**TRY IT:** Among the records, which lines include "JSON"? List them.

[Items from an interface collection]
....

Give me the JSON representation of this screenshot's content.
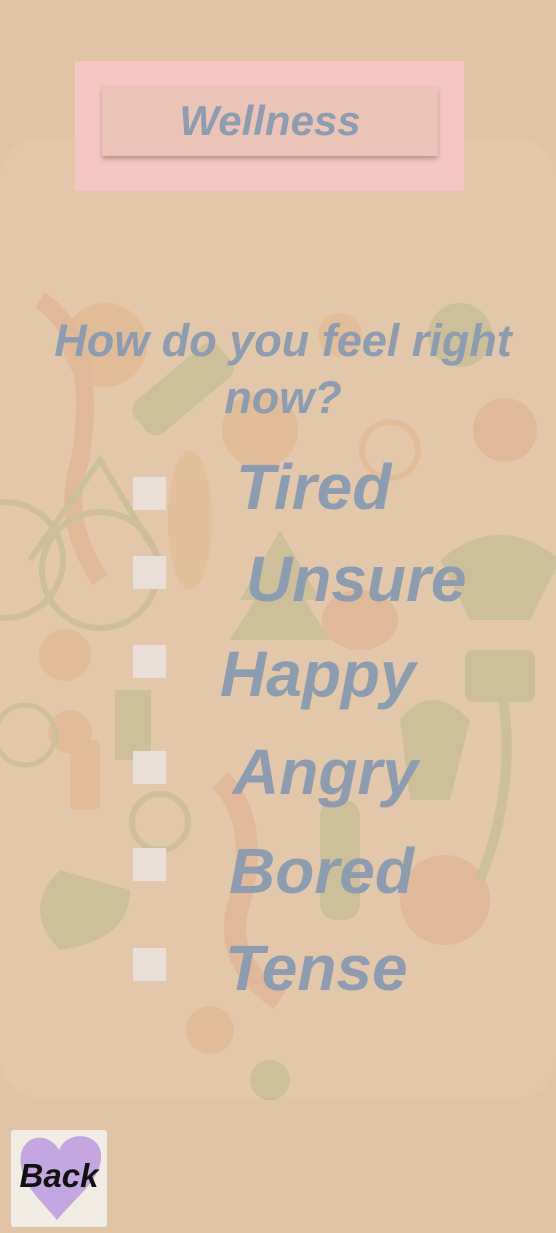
{
  "header": {
    "title": "Wellness"
  },
  "question": "How do you feel right now?",
  "options": [
    {
      "label": "Tired",
      "checked": false
    },
    {
      "label": "Unsure",
      "checked": false
    },
    {
      "label": "Happy",
      "checked": false
    },
    {
      "label": "Angry",
      "checked": false
    },
    {
      "label": "Bored",
      "checked": false
    },
    {
      "label": "Tense",
      "checked": false
    }
  ],
  "back": {
    "label": "Back",
    "icon": "heart-icon"
  },
  "colors": {
    "background": "#dfc4a6",
    "header_frame": "#f4c7c3",
    "title_button": "#eac4b6",
    "text": "#8e9cb0",
    "checkbox": "#e9dfd6",
    "heart": "#c4a7e0"
  }
}
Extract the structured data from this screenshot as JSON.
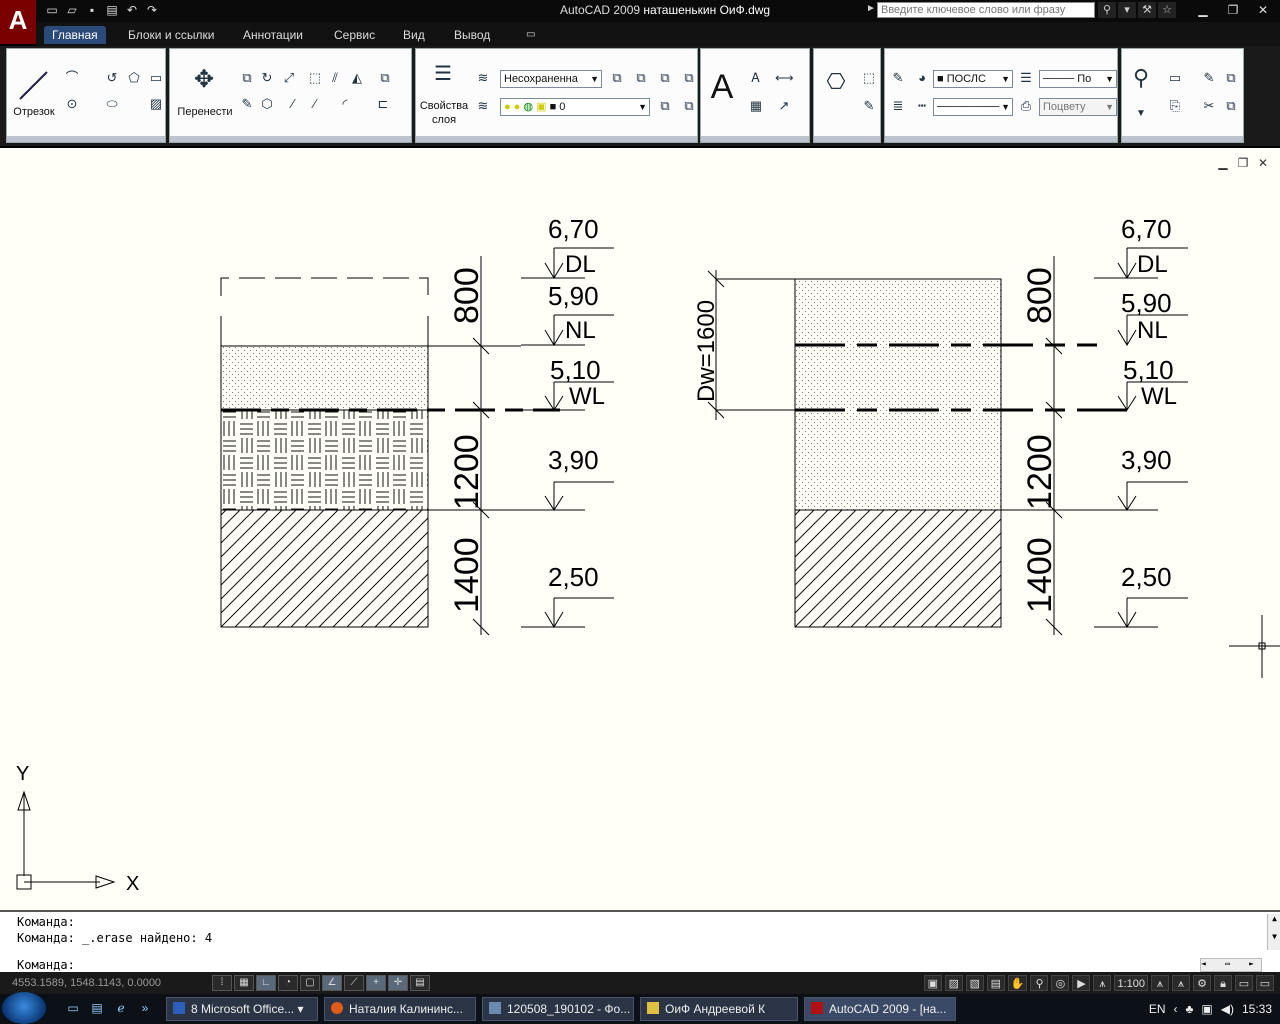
{
  "window": {
    "app_logo": "A",
    "title_app": "AutoCAD 2009",
    "title_file": "наташенькин ОиФ.dwg",
    "search_placeholder": "Введите ключевое слово или фразу"
  },
  "ribbon_tabs": [
    {
      "label": "Главная",
      "active": true
    },
    {
      "label": "Блоки и ссылки"
    },
    {
      "label": "Аннотации"
    },
    {
      "label": "Сервис"
    },
    {
      "label": "Вид"
    },
    {
      "label": "Вывод"
    }
  ],
  "ribbon": {
    "line_label": "Отрезок",
    "move_label": "Перенести",
    "layer_props_label": "Свойства\nслоя",
    "layer_state": "Несохраненна",
    "layer_current": "0",
    "color_combo": "ПОСЛС",
    "linetype_combo": "По",
    "plotstyle_combo": "Поцвету"
  },
  "drawing": {
    "left": {
      "elevations": [
        "6,70",
        "5,90",
        "5,10",
        "3,90",
        "2,50"
      ],
      "level_labels": [
        "DL",
        "NL",
        "WL"
      ],
      "dims": [
        "800",
        "1200",
        "1400"
      ]
    },
    "right": {
      "elevations": [
        "6,70",
        "5,90",
        "5,10",
        "3,90",
        "2,50"
      ],
      "level_labels": [
        "DL",
        "NL",
        "WL"
      ],
      "dims": [
        "800",
        "1200",
        "1400"
      ],
      "dw_label": "Dw=1600"
    },
    "ucs_x": "X",
    "ucs_y": "Y"
  },
  "command": {
    "line1": "Команда:",
    "line2": "Команда: _.erase найдено: 4",
    "prompt": "Команда:"
  },
  "status": {
    "coords": "4553.1589, 1548.1143, 0.0000",
    "scale": "1:100"
  },
  "taskbar": {
    "items": [
      {
        "label": "8 Microsoft Office..."
      },
      {
        "label": "Наталия Калининс..."
      },
      {
        "label": "120508_190102 - Фо..."
      },
      {
        "label": "ОиФ Андреевой К"
      },
      {
        "label": "AutoCAD 2009 - [на..."
      }
    ],
    "lang": "EN",
    "clock": "15:33"
  },
  "colors": {
    "canvas": "#fffff8",
    "ribbon_panel": "#fcfcfc",
    "taskbar": "#0c1118",
    "active_tab": "#2a4a7a"
  }
}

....

**TASK RESPONSE:**
Give me the JSON representation of this screenshot's content.
Extract the structured data from this screenshot as JSON.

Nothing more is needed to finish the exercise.